Whale watching is much more than searching for a glimpse of an elusive endangered species. It's trading in a summer heat wave for a cool breeze and some salty sea air. It's taking in postcard-worthy views of the Laguna Riviera and watching your kids delight in a pelican they've named "Moe" who has decided to hitch a ride on the boat's stern for a while. It's spying sleepy sea lions bobbing on buoys and the overwhelming excitement of discovering a smiling pod of silver dolphins as they surf in the boat's wake.
The 2004 earthquake and resulting tsunami in Indonesia brought about shifts in the ocean's currents, leading to an increase in the krill population off the Orange County coast. Blue whales happen to think that eating krill for breakfast, lunch, and dinner is the only way to dine, so they have been making their way to our nutrient-rich coastal waters for several years now. What was once an incredibly rare sighting has now become a daily occurrence for whale watching boat captains.

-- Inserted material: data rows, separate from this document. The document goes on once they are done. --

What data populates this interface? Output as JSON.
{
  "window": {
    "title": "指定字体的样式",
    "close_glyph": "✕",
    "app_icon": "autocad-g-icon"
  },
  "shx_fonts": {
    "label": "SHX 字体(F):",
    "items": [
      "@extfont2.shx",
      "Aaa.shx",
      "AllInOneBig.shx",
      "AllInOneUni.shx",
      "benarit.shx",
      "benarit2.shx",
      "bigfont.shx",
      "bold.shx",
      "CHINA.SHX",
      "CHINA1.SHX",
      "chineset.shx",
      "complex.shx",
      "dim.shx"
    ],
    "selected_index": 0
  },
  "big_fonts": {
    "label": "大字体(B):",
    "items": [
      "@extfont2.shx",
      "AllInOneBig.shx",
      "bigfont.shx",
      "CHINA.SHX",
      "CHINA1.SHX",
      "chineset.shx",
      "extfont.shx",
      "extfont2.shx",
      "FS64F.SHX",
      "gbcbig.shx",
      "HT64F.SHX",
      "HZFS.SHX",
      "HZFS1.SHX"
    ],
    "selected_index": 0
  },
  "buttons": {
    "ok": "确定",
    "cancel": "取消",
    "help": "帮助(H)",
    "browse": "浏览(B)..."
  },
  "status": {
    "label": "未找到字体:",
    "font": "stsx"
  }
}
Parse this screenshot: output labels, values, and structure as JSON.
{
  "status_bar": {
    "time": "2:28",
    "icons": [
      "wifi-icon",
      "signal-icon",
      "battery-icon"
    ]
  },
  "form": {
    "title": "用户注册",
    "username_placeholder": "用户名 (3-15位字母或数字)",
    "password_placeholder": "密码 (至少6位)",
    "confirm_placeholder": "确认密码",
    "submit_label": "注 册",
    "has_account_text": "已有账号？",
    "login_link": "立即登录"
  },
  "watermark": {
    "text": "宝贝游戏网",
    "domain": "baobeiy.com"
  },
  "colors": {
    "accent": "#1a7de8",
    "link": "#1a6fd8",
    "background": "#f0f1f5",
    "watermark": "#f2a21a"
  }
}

Blue whales are the largest animals on the entire planet.They average 100 feet in length and have a major artery that is large enough for a small child to climb inside of it. Before the extensive over-whaling of the
1800s, there were around 200,000 blue whales swimming in our Earth's oceans. The mass extermination of these creature resulted in their numbers dipping below 2000 before protection efforts were made. Luckily, protection seems to be working and there are now approximately 12,000 blue whales worldwide. Still, given their impressive size and growing population, only 1% of Americans will ever catch a glimpse of these gentle
Allow your family to become part of the 1% by visiting Dana Point, a seaside town a quick 25 minute drive south of Irvine. Dana Point has quickly become one of the whale watching capitals of the United States, due to its pleasant weather and year-round whale watching opportunities. Recently, my family headed out with Dana
Wharf Whale Watching to try our luck at whale spotting. We enjoyed a typical Orange County afternoon with sunshine and blue skies welcoming us out onto calm waters. It didn't take the captain long to point out the towering spray of our first blue whale of the day. The whale graced us with her presence for a couple minutes before flipping its giant tail towards the sky and diving back down into the depths to feed. Blue whales feed like clockwork, diving down deep for about 8-10 minutes before returning to the surface for a breath,
exhaling with a telltale spout into the air. When whale watching, those 8-10 minutes seem to move like molasses because every onboard just can't wait to catch another glimpse of the massive creature.There is just something so special about witnessing the largest animal to ever live on Earth going about its day. Our boat ended up spotting three blue whales that day, along with a minke whale, sea lions, and pods of two different types of dolphins.
For more information on whale watching excursions with Dana Wharf Whale Watching, visit their website. Tip: if you are looking to save money,consider whale watching on Tuesdays when tickets are half price.